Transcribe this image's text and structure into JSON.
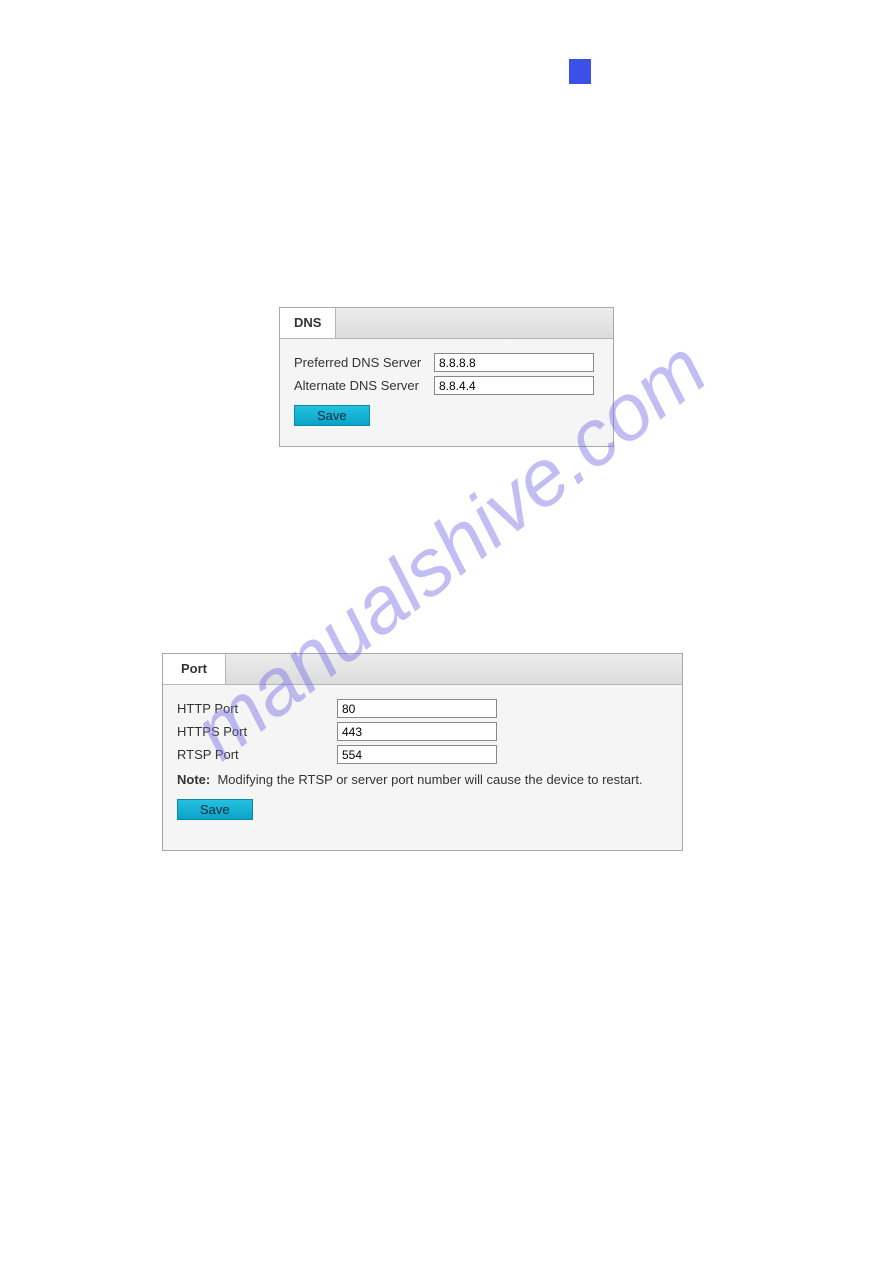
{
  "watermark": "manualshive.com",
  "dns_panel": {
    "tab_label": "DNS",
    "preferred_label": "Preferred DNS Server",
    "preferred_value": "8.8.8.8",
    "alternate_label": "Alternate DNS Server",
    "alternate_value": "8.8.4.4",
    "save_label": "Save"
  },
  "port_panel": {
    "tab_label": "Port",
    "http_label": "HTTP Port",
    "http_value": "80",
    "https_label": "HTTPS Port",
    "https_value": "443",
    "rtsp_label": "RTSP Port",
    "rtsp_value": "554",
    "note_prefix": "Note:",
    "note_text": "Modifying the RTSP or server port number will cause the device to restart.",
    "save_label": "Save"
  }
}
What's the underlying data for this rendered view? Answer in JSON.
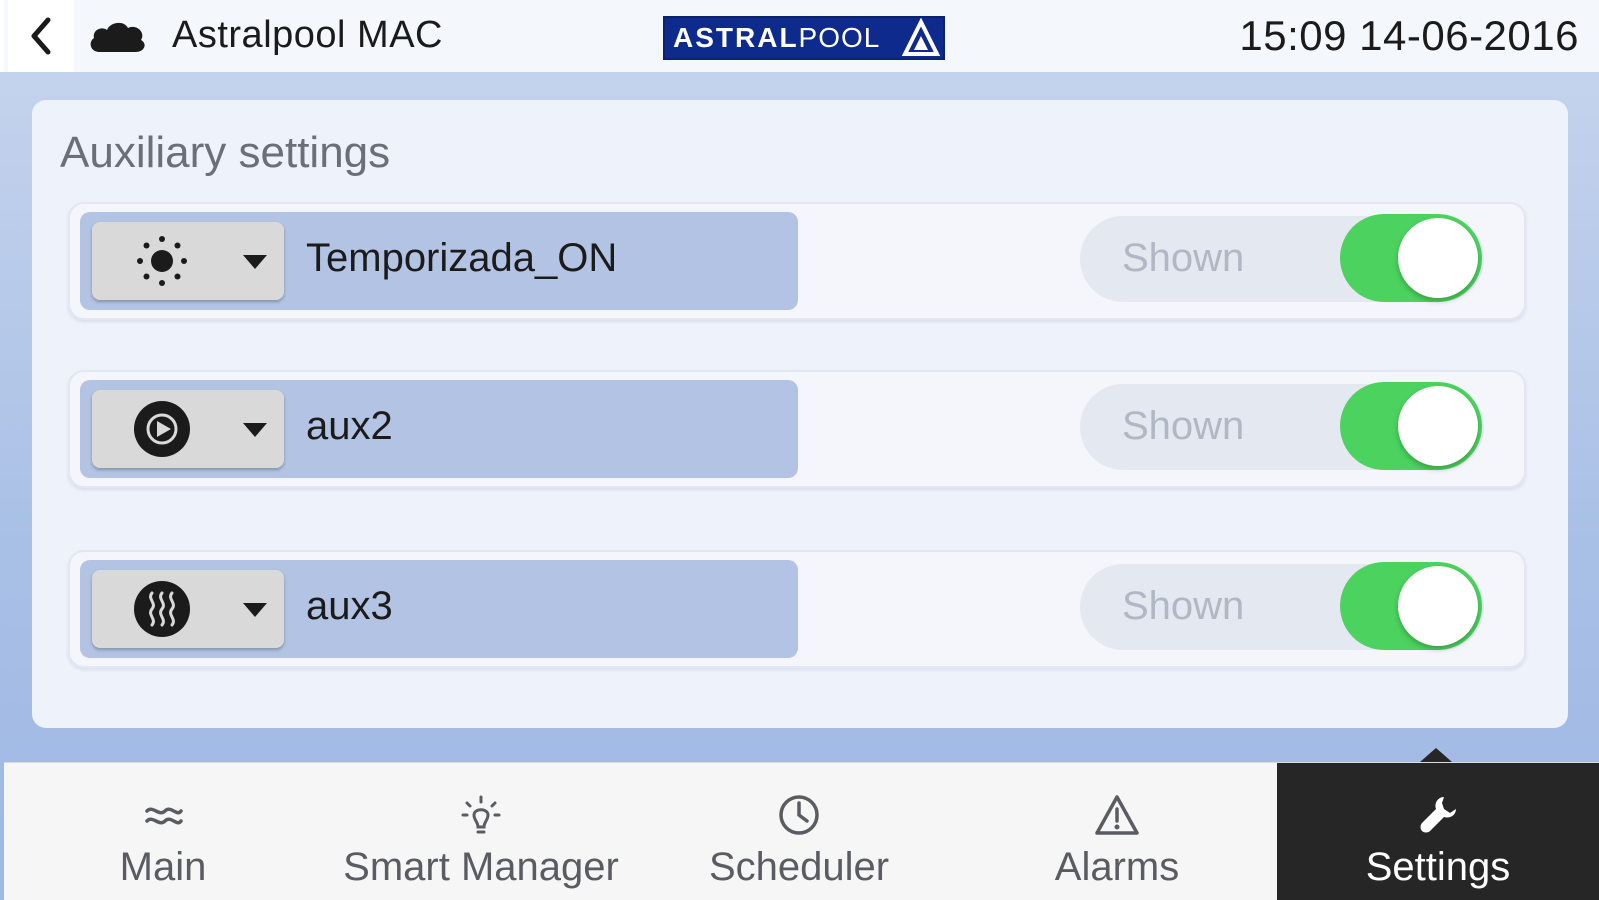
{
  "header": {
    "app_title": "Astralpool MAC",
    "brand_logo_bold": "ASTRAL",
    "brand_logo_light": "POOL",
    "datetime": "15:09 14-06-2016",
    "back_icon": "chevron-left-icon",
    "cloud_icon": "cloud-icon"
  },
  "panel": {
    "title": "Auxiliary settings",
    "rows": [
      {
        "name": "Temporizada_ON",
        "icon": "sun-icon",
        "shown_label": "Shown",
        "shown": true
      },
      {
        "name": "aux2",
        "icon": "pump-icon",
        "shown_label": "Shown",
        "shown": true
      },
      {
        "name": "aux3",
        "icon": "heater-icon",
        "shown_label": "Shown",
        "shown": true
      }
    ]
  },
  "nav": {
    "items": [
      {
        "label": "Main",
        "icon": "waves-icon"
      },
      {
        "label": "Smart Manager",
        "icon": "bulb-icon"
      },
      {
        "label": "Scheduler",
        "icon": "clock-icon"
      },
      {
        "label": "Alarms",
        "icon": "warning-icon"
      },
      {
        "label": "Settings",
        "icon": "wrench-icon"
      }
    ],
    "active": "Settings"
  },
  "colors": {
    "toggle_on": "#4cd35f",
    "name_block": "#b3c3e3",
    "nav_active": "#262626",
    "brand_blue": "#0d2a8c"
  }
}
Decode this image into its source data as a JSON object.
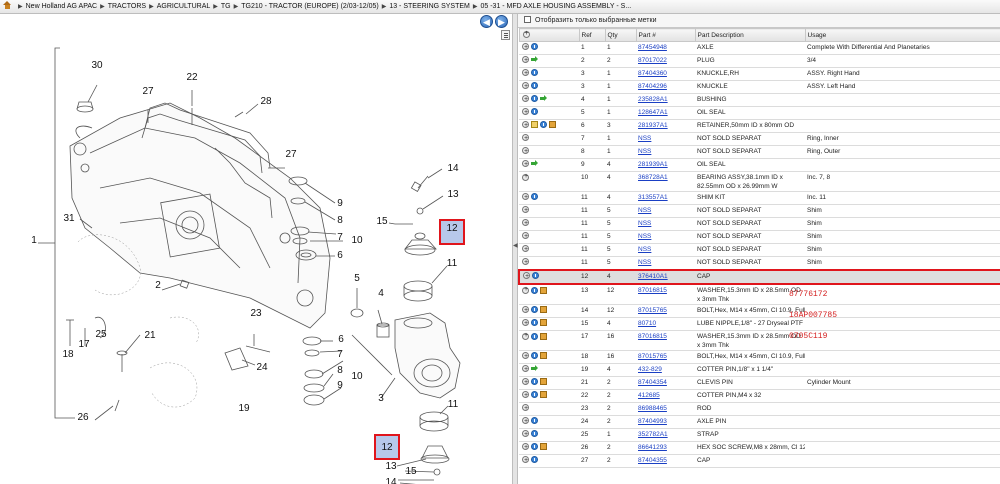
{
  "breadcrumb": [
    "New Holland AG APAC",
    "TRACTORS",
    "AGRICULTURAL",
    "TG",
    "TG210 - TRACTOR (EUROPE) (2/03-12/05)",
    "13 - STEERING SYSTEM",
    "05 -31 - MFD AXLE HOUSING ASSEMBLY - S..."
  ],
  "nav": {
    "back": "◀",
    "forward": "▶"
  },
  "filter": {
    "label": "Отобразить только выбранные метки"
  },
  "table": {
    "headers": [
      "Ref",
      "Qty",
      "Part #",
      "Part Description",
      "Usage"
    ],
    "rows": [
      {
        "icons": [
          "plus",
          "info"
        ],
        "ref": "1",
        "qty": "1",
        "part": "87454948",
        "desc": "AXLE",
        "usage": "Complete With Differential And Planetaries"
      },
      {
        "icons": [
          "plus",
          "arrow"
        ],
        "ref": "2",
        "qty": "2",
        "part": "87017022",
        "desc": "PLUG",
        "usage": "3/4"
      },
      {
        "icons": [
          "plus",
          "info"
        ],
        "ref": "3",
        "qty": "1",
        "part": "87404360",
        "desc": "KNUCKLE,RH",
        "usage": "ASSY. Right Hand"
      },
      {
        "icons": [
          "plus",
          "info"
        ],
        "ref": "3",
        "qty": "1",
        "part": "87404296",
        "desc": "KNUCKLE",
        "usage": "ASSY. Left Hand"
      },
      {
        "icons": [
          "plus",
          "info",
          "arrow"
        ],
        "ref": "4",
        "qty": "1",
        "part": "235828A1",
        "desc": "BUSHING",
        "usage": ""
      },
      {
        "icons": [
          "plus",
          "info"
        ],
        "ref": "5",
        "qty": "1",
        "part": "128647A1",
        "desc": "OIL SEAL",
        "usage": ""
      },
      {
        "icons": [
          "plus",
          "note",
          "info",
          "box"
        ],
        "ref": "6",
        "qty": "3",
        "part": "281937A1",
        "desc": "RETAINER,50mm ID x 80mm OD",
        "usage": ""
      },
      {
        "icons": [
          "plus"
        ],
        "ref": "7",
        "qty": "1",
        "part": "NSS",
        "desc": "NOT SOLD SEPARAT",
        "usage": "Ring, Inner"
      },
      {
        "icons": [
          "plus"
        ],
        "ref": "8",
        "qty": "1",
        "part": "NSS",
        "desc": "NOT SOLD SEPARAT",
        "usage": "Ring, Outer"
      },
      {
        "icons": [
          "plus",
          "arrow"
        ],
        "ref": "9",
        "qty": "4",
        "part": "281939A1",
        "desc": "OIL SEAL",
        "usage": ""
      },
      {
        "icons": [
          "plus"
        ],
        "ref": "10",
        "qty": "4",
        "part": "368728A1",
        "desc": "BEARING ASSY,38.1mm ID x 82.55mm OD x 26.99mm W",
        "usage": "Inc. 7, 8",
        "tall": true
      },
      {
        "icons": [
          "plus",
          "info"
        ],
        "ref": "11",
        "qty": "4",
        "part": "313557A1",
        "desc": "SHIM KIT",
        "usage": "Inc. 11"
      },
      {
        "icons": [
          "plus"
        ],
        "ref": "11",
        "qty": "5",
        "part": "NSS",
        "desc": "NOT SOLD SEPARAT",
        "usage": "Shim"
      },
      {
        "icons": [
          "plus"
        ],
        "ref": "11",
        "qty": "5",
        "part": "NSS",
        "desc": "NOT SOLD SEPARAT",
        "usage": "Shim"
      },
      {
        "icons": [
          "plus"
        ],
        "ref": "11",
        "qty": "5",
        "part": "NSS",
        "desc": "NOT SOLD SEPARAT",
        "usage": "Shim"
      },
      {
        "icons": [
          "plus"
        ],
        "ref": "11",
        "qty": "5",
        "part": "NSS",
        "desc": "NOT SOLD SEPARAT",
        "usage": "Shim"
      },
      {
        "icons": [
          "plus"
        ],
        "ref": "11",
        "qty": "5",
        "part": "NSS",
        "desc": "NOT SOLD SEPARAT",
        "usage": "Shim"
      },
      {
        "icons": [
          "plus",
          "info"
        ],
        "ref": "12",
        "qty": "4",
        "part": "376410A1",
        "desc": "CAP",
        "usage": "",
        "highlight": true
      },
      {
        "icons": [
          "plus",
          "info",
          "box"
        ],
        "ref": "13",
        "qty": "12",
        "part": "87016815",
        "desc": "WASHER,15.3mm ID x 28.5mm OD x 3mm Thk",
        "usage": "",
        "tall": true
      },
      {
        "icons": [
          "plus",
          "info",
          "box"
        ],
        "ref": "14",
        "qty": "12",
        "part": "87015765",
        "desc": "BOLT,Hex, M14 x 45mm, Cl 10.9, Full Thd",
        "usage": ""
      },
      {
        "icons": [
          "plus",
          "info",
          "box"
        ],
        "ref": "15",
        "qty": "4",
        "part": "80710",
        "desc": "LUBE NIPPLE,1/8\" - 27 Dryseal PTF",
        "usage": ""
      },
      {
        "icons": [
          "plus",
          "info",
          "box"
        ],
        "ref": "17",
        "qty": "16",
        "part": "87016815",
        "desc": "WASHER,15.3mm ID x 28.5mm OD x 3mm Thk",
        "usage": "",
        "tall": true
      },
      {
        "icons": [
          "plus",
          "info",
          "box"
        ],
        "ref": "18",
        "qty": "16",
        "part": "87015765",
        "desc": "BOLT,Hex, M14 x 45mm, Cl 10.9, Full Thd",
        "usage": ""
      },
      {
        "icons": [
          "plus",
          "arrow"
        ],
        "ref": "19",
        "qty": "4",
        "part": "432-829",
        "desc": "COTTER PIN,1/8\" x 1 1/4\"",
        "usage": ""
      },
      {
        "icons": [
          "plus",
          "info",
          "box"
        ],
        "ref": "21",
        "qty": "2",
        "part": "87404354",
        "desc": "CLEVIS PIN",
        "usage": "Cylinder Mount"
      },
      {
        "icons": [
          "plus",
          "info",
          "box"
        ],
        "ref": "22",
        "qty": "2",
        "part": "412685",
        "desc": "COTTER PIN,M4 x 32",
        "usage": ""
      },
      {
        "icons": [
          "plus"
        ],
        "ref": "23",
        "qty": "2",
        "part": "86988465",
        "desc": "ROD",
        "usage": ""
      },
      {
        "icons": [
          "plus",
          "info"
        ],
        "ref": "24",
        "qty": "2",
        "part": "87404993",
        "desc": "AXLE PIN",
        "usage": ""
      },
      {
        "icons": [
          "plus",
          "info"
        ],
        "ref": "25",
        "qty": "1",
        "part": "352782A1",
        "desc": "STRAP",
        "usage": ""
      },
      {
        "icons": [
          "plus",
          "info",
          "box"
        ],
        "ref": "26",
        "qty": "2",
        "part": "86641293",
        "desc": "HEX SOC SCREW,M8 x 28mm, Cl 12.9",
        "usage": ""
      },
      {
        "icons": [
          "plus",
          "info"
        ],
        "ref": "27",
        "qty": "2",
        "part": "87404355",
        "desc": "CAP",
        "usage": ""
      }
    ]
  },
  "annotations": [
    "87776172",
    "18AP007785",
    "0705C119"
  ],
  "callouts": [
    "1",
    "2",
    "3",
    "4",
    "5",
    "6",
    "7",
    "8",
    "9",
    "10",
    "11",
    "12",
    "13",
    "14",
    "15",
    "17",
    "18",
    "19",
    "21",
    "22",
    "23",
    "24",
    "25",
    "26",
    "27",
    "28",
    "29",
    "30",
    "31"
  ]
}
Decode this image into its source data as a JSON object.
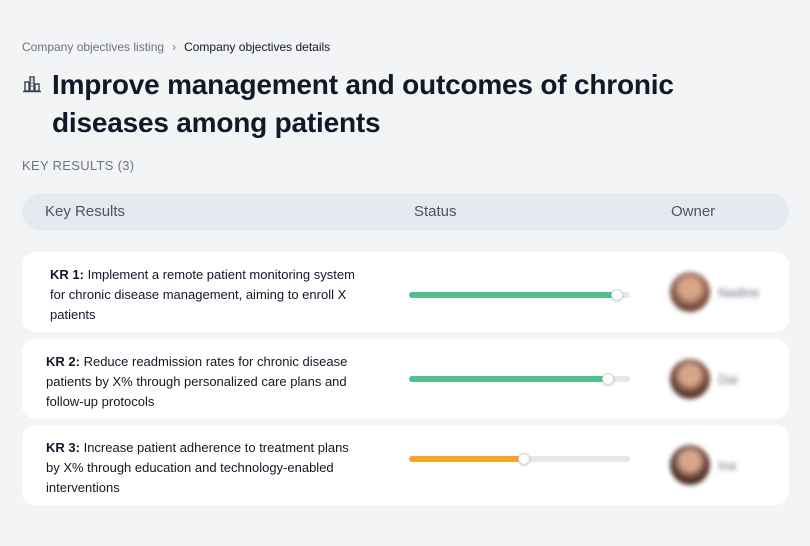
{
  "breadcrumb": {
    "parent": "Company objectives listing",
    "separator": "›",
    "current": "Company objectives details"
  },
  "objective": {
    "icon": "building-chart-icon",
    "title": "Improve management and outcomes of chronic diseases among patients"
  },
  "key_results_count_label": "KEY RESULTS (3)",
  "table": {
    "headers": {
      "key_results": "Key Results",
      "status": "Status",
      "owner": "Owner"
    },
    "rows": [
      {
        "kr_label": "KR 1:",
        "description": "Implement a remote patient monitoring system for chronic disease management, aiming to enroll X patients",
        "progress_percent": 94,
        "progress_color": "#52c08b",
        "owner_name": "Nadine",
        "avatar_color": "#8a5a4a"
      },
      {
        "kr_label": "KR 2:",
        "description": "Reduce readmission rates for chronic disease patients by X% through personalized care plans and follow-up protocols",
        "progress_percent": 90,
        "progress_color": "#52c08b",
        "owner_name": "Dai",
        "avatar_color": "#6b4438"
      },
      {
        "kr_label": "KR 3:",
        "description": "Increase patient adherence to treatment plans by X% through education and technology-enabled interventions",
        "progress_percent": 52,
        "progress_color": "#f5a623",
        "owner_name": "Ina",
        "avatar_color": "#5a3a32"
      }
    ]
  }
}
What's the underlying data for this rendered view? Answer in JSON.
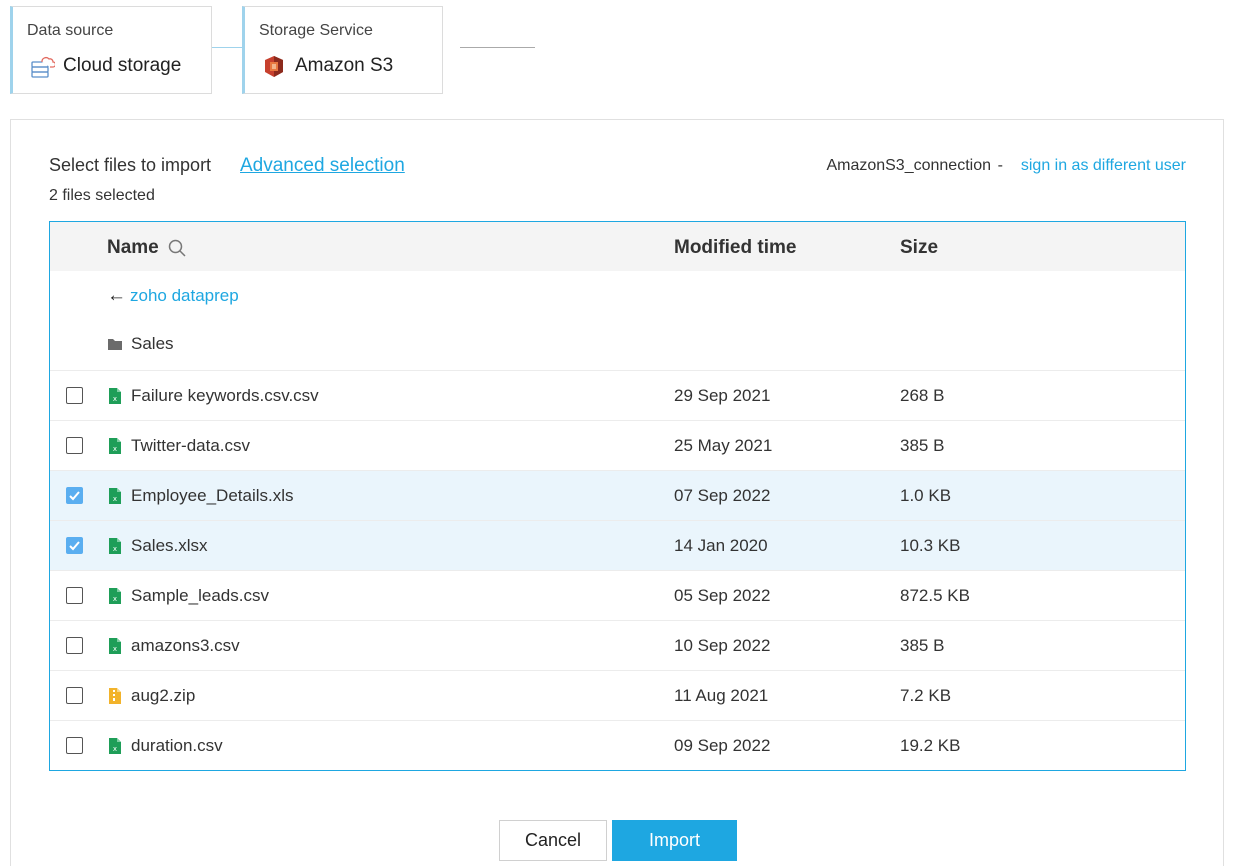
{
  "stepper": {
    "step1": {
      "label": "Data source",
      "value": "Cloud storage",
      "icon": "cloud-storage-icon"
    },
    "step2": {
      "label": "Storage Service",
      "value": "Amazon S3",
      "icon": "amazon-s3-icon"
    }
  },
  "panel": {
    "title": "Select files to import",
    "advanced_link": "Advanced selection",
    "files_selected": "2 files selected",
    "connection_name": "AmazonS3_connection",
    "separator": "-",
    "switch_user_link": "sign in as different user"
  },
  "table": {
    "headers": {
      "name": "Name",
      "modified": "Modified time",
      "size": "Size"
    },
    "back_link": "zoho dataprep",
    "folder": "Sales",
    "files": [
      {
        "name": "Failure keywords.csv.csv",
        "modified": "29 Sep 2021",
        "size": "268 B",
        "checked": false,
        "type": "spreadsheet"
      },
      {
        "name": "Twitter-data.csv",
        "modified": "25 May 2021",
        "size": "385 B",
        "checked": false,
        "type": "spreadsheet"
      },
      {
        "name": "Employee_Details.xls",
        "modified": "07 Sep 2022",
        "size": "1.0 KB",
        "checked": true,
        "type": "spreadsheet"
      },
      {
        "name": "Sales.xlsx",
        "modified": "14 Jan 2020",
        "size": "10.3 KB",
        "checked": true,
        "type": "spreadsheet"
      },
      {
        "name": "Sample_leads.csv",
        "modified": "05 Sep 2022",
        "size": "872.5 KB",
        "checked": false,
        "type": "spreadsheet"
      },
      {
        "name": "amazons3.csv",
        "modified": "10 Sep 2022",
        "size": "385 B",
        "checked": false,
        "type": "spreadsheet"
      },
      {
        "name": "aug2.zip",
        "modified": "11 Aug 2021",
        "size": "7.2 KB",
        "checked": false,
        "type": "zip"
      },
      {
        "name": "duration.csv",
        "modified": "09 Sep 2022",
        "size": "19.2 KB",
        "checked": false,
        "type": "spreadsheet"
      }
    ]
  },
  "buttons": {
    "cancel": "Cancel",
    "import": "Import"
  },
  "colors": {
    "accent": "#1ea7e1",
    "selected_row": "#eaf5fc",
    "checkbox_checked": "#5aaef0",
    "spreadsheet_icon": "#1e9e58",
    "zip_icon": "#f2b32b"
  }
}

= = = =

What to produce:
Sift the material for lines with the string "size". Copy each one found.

Answer for the task:
      "size": "Size"
        "size": "268 B",
        "size": "385 B",
        "size": "1.0 KB",
        "size": "10.3 KB",
        "size": "872.5 KB",
        "size": "385 B",
        "size": "7.2 KB",
        "size": "19.2 KB",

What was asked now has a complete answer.